(2) If it is so entitled, is the opinion of this court correct that nevertheless a jury trial in this case is not protected by the Seventh Amendment to the Constitution?
(3) Should the court recuse itself under the circumstances of this case?
Upon careful consideration of these questions, we have found that Andersen waived whatever jury trial rights it could have asserted in this case, except to the limited extent of the issues "embraced" by Meckler's jury demand. As to the issues embraced by Meckler's jury demand, we note that Judge Metzner refused to invoke the limits of the Seventh Amendment to strike the existing jury demand, thereby implicitly ruling that these issues are not too complex for a jury to decide. We therefore need not confront the divisive and perplexing problem of a district court's discretion to take complex cases away from the jurors who would otherwise hear them. Compare In re United States Financial Sec. Antitrust Litigation, 609 F.2d 411 (9th Cir. 1979), cert. denied sub nom. Gant v. Union Bank, 446 U.S. 929, 100 S. Ct. 1866, 64 L. Ed. 2d 281 (1980), with Matsushita Elec. Indus. Co. v. Zenith Radio Corp., 631 F.2d 1069, 29 Fed.Rules Serv.2d 933, 49 U.S.L.W. 2051 (3d Cir. July 22, 1980). We would, however, question Judge Metzner's endorsement of what he calls the "developing theory" about the limits of the constitutional jury trial right. Without some direction from the Supreme Court and without fuller consideration of the problem by this court, it would be premature to suggest that one view of this matter has prevailed over the other in this Circuit.
MECKLER'S DEMAND UNDER RULE 38
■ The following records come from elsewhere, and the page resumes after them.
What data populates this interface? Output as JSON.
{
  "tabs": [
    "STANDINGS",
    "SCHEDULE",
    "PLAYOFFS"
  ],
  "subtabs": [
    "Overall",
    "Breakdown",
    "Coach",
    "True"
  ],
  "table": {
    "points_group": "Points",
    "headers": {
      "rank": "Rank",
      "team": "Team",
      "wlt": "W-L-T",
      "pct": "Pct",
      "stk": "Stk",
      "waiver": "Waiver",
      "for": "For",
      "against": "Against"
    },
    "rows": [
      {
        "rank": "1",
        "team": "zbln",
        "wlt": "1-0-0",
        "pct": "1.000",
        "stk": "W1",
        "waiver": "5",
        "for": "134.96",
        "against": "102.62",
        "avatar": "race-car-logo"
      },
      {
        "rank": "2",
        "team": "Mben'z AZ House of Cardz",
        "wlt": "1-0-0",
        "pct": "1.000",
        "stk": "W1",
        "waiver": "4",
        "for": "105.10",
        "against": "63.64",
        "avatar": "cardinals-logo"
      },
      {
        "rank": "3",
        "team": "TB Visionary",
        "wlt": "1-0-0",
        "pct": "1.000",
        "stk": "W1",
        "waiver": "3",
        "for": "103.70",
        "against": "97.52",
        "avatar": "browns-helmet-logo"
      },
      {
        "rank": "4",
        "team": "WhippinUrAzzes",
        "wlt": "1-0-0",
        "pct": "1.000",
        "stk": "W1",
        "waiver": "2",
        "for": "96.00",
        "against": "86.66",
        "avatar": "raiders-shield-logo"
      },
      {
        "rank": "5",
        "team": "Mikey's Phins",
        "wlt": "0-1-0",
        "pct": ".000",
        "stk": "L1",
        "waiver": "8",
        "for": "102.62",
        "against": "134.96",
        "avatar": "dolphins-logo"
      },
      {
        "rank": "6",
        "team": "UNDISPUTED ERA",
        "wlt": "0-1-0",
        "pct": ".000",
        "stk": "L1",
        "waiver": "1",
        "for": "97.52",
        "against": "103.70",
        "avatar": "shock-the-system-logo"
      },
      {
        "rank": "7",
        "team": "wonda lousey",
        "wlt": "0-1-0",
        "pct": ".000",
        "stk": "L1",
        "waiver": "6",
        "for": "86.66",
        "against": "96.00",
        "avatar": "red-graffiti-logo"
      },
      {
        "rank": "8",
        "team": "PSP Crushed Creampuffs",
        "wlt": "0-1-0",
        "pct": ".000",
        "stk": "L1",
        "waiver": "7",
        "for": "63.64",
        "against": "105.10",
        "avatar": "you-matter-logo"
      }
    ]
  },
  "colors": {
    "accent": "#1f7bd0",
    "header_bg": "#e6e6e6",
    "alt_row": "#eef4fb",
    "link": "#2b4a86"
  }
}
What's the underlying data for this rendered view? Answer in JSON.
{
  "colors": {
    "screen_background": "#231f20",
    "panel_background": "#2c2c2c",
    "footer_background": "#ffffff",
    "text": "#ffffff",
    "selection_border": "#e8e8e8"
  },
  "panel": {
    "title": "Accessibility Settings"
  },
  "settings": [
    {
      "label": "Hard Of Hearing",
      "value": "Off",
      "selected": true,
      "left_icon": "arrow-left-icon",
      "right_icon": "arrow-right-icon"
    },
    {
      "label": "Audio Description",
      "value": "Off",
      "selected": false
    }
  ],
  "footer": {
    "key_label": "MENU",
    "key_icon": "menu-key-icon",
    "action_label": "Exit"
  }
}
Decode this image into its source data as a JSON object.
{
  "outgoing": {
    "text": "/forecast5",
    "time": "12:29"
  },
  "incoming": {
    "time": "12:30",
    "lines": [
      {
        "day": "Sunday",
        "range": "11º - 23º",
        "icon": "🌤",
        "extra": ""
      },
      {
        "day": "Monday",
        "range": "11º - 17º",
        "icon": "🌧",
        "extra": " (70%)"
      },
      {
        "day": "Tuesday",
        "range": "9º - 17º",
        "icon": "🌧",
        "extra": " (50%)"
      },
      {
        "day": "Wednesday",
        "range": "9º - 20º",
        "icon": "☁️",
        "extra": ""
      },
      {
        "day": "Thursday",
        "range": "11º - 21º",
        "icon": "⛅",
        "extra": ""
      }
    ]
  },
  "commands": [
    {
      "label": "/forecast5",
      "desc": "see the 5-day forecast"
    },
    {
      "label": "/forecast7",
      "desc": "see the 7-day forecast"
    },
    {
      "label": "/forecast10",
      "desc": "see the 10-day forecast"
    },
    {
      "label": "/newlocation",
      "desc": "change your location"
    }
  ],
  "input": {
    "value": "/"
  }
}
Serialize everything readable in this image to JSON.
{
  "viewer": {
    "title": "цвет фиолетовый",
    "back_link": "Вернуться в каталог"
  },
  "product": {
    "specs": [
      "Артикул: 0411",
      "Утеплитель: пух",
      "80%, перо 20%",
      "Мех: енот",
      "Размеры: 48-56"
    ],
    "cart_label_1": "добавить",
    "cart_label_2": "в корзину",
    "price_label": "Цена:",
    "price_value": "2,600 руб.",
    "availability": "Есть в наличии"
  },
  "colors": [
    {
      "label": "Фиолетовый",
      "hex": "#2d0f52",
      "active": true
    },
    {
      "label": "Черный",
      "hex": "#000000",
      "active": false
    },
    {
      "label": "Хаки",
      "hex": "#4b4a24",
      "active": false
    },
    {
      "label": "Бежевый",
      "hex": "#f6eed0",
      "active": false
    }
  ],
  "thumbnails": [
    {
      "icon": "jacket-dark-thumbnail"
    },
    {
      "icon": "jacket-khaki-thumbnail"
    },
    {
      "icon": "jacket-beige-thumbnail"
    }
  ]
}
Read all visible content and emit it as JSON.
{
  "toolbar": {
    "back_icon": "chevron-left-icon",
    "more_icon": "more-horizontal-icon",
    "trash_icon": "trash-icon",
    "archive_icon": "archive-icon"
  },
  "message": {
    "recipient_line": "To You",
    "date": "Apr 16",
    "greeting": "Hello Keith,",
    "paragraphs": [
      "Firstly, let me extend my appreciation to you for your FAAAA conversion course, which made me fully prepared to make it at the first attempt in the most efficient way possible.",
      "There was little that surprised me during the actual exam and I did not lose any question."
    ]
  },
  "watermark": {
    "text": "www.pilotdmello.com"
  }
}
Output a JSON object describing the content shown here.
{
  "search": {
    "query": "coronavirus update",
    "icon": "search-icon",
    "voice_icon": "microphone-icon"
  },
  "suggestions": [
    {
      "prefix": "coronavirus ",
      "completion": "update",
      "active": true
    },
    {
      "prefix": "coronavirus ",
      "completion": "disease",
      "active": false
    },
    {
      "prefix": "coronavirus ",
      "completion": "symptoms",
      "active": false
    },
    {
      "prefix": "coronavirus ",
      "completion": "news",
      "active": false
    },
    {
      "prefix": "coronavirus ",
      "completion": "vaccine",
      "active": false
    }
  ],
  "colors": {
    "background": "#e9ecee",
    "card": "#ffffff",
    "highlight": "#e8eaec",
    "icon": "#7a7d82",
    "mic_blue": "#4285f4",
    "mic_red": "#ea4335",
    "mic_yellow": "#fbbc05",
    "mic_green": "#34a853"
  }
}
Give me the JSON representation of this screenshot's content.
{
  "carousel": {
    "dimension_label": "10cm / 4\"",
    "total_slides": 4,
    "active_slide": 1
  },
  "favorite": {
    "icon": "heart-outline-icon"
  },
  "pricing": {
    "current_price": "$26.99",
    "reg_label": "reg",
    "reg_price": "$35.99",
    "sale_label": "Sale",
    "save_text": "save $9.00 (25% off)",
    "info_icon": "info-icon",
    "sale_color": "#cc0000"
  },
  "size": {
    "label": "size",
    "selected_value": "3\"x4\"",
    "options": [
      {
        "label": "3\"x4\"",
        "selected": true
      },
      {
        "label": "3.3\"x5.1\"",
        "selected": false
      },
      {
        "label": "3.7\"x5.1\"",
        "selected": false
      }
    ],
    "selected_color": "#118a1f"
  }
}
The record in this case is peppered with equivocal statements made by the parties and the Judge about how the case would eventually be tried. These references have provided the parties with fertile ground for arguing over their understandings (and misunderstandings) about whether their factual disputes would be resolved by a court or a jury.*fn6 We decline, however, to launch immediately into a discussion of the nuances latent in the conferences and correspondence of this case. These gleanings are pertinent, but not central to our inquiries. Instead, we begin with the jury trial rule itself, Federal Rule of Civil Procedure ("Rule") 38, which provides in part:
(a) Right Preserved. The right of trial by jury as declared by the Seventh Amendment to the Constitution or as given by a statute of the United States shall be preserved to the parties inviolate.
(b) Demand. Any party may demand a trial by jury of any issue triable of right by a jury by serving upon the other parties a demand therefor in writing at any time after the commencement of the action and not later than 10 days after the service of the last pleading directed to such issue. Such demand may be indorsed upon a pleading of the party.
(c) Same: Specification of Issues. In his demand a party may specify the issues which he wishes so tried; otherwise he shall be deemed to have demanded trial by jury for all the issues so triable. If he has demanded trial by jury for only some of the issues, any other party within 10 days after service of the demand or such lesser time as the court may order, ...